(What the task requires): Copy the records exactly. Every line must match.

>>>

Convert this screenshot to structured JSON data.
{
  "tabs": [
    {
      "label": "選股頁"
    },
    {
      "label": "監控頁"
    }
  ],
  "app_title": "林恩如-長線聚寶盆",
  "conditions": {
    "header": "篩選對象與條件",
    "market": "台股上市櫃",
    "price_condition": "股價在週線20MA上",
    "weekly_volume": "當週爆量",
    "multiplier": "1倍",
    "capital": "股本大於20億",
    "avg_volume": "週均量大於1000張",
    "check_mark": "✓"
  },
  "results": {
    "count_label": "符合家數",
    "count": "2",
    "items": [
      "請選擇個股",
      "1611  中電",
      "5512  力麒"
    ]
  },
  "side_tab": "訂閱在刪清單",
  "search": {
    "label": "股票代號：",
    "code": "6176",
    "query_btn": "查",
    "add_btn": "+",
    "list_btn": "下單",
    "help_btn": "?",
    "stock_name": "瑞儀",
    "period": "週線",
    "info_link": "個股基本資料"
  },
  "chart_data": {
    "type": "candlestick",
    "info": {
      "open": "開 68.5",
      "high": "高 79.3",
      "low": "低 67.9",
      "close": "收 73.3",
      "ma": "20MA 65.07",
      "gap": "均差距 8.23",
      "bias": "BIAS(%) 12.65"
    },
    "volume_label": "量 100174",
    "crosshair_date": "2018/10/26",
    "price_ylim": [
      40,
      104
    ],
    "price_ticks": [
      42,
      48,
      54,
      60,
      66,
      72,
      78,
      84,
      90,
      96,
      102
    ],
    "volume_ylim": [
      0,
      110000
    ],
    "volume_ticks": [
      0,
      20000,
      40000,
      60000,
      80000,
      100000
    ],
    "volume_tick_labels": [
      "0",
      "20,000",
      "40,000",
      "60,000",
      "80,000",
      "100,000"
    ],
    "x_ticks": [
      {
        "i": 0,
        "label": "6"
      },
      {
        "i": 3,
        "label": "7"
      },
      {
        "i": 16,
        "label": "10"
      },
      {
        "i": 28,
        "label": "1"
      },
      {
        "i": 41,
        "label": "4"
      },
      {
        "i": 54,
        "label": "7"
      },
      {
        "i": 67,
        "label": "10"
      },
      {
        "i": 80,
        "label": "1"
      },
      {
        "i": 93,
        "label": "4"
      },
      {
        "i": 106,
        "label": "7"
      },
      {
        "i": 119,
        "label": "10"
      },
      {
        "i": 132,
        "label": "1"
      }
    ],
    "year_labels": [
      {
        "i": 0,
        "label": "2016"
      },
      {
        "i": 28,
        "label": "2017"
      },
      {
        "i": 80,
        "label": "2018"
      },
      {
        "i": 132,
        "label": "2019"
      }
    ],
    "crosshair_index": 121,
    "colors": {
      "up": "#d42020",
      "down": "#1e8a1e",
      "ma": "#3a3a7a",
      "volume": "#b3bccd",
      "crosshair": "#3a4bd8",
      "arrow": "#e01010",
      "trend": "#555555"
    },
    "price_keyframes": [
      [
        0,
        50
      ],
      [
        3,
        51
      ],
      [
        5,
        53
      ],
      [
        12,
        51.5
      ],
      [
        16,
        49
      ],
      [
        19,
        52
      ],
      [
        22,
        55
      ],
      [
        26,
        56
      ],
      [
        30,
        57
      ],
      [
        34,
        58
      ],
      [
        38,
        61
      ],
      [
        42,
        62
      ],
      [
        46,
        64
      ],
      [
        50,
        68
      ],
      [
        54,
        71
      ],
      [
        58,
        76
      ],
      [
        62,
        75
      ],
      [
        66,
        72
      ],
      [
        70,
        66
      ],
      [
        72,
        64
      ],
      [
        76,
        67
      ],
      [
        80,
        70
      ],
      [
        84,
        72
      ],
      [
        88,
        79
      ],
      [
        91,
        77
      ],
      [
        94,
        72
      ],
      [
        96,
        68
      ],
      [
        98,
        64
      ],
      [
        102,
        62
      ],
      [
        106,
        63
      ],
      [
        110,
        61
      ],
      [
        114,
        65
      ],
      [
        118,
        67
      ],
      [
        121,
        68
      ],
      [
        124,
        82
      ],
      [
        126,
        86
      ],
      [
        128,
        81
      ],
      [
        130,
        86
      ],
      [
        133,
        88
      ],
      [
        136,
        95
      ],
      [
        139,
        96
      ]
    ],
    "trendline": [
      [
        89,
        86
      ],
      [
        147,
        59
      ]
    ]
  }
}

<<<

(Solution for this task):
Convert this screenshot to structured JSON data.
{
  "tabs": [
    {
      "label": "選股頁"
    },
    {
      "label": "監控頁"
    }
  ],
  "app_title": "林恩如-長線聚寶盆",
  "conditions": {
    "header": "篩選對象與條件",
    "market": "台股上市櫃",
    "price_condition": "股價在週線20MA上",
    "weekly_volume": "當週爆量",
    "multiplier": "1倍",
    "capital": "股本大於20億",
    "avg_volume": "週均量大於1000張",
    "check_mark": "✓"
  },
  "results": {
    "count_label": "符合家數",
    "count": "2",
    "items": [
      "請選擇個股",
      "1611  中電",
      "5512  力麒"
    ]
  },
  "side_tab": "訂閱在刪清單",
  "search": {
    "label": "股票代號：",
    "code": "6176",
    "query_btn": "查",
    "add_btn": "+",
    "list_btn": "下單",
    "help_btn": "?",
    "stock_name": "瑞儀",
    "period": "週線",
    "info_link": "個股基本資料"
  },
  "chart_data": {
    "type": "candlestick",
    "info": {
      "open": "開 68.5",
      "high": "高 79.3",
      "low": "低 67.9",
      "close": "收 73.3",
      "ma": "20MA 65.07",
      "gap": "均差距 8.23",
      "bias": "BIAS(%) 12.65"
    },
    "volume_label": "量 100174",
    "crosshair_date": "2018/10/26",
    "price_ylim": [
      40,
      104
    ],
    "price_ticks": [
      42,
      48,
      54,
      60,
      66,
      72,
      78,
      84,
      90,
      96,
      102
    ],
    "volume_ylim": [
      0,
      110000
    ],
    "volume_ticks": [
      0,
      20000,
      40000,
      60000,
      80000,
      100000
    ],
    "volume_tick_labels": [
      "0",
      "20,000",
      "40,000",
      "60,000",
      "80,000",
      "100,000"
    ],
    "x_ticks": [
      {
        "i": 0,
        "label": "6"
      },
      {
        "i": 3,
        "label": "7"
      },
      {
        "i": 16,
        "label": "10"
      },
      {
        "i": 28,
        "label": "1"
      },
      {
        "i": 41,
        "label": "4"
      },
      {
        "i": 54,
        "label": "7"
      },
      {
        "i": 67,
        "label": "10"
      },
      {
        "i": 80,
        "label": "1"
      },
      {
        "i": 93,
        "label": "4"
      },
      {
        "i": 106,
        "label": "7"
      },
      {
        "i": 119,
        "label": "10"
      },
      {
        "i": 132,
        "label": "1"
      }
    ],
    "year_labels": [
      {
        "i": 0,
        "label": "2016"
      },
      {
        "i": 28,
        "label": "2017"
      },
      {
        "i": 80,
        "label": "2018"
      },
      {
        "i": 132,
        "label": "2019"
      }
    ],
    "crosshair_index": 121,
    "colors": {
      "up": "#d42020",
      "down": "#1e8a1e",
      "ma": "#3a3a7a",
      "volume": "#b3bccd",
      "crosshair": "#3a4bd8",
      "arrow": "#e01010",
      "trend": "#555555"
    },
    "price_keyframes": [
      [
        0,
        50
      ],
      [
        3,
        51
      ],
      [
        5,
        53
      ],
      [
        12,
        51.5
      ],
      [
        16,
        49
      ],
      [
        19,
        52
      ],
      [
        22,
        55
      ],
      [
        26,
        56
      ],
      [
        30,
        57
      ],
      [
        34,
        58
      ],
      [
        38,
        61
      ],
      [
        42,
        62
      ],
      [
        46,
        64
      ],
      [
        50,
        68
      ],
      [
        54,
        71
      ],
      [
        58,
        76
      ],
      [
        62,
        75
      ],
      [
        66,
        72
      ],
      [
        70,
        66
      ],
      [
        72,
        64
      ],
      [
        76,
        67
      ],
      [
        80,
        70
      ],
      [
        84,
        72
      ],
      [
        88,
        79
      ],
      [
        91,
        77
      ],
      [
        94,
        72
      ],
      [
        96,
        68
      ],
      [
        98,
        64
      ],
      [
        102,
        62
      ],
      [
        106,
        63
      ],
      [
        110,
        61
      ],
      [
        114,
        65
      ],
      [
        118,
        67
      ],
      [
        121,
        68
      ],
      [
        124,
        82
      ],
      [
        126,
        86
      ],
      [
        128,
        81
      ],
      [
        130,
        86
      ],
      [
        133,
        88
      ],
      [
        136,
        95
      ],
      [
        139,
        96
      ]
    ],
    "trendline": [
      [
        89,
        86
      ],
      [
        147,
        59
      ]
    ]
  }
}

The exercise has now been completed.